Sen. Doug Libla
There is quite a stir going on at the state Capitol building lately, in both the Missouri House of Representatives and Senate regarding charter school expansion from St. Louis and Kansas City to all across Missouri.
Recently, Senate Bill 292 “the Charter School bill” was debated, and met with resistance from several bi-partisan senators engaged in a multi-hour filibuster. House Bill 581 “the Charter School bill” vote has also stalled. What has caused this lack of support for charter school expansion in the legislature?
First, let’s examine the dollar cost “per student” of operating charter versus public schools. Because of their comparable student size, Kansas City’s mix of charter and public schools versus Springfield public schools is a good sample. Kansas City has 15 high schools — Springfield has five. Cost per student for building operations and administration in Kansas City is $2,924 — Springfield $1,374. Transportation cost per student for Kansas City is $1,109 — Springfield $446. Overall cost per student in Kansas City is $4,033 — Springfield $1,820. That’s a whopping 55 percent less.

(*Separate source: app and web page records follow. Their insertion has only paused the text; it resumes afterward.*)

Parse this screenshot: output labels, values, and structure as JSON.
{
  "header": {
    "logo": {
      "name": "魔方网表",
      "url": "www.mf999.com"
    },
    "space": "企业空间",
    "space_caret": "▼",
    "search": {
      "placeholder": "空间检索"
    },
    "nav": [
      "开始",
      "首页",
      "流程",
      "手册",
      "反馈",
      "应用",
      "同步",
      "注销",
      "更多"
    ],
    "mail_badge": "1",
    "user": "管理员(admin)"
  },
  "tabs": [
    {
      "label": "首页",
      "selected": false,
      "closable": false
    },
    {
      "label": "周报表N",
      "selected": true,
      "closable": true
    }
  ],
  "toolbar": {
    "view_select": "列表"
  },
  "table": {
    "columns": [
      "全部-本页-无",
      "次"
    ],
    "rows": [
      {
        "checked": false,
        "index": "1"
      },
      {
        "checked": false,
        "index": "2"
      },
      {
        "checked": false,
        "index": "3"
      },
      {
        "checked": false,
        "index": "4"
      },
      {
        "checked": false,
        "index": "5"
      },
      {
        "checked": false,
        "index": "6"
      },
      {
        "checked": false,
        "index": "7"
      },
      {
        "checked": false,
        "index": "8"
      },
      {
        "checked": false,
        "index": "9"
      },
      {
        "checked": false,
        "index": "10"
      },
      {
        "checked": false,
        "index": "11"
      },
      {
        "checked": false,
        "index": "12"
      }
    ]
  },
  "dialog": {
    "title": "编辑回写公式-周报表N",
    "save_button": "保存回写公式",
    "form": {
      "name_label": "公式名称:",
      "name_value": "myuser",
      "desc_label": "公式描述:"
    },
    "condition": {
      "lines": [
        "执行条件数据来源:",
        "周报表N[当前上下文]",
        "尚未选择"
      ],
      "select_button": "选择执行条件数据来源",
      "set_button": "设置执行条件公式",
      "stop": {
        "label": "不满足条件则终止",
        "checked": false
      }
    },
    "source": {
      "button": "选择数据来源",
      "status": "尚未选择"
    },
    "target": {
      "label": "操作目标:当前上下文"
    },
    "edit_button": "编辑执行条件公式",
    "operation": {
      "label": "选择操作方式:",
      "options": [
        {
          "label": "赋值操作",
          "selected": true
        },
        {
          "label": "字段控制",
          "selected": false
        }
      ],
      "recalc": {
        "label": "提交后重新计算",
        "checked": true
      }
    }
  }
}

As of now, 27 of 65 authorized Missouri Charter Schools (41.5 percent) have closed their doors. More than $785 million dollars of taxpayer money has disappeared along with those schools. In comparison, there has been one Missouri public school closed by lack of performance, five due to financial issues, and nine schools are “provisionally” accredited for a total of 15 schools out of 517 public school districts (3 percent).
If our public schools achieved the same dismal record of success as charter schools, the outcry all across Missouri would be deafening; we would have closed 214 public schools. A 41.5 percent failure rate is unacceptable to consider any expansion of statewide charter schools.
Electric vehicle subsidies for the rich
Sens. Debbie Stabenow, D-MI, and Lamar Alexander, R-TN, are pushing to expand the federal subsidies for electric vehicles (rich men’s toys).
Seventy-eight percent of the taxpayers who received the EV tax credit in 2016 had at least a six-figure income. Tesla’s customers have an average annual income of $293,000. Less than one percent of EV credits went to households earning less than $50,000.
The cruel joke on taxpayers is these “electric” cars are really fueled mostly by fossil fuels. Sixth-four percent of our electricity comes from burning fossil fuels and another 19 percent comes from nuclear power. (another 6.6 percent comes from wind and 1.6 percent from solar).
The $7,700 EV tax credit was supposed to start phasing once a manufacturer had sold 200,000 EVs. GM and Tesla have already reached the 200,000 threshold. Stabenow and Alexander, and others who have been bought by the EV industry, want to remove the cap on subsidies. Even without removing the caps subsidies would still cost taxpayers $7.5 billion from 2018-2022.
What is even worse is that the self-serving DC scum don’t even have the guts to increase taxes to pay for this handout to the rich. They will fund it with more debt piled on future generations.
Write your Missouri senators and representatives and let them know that you don’t want more debt piled on your children so that the feds can hand out free stuff to the rich.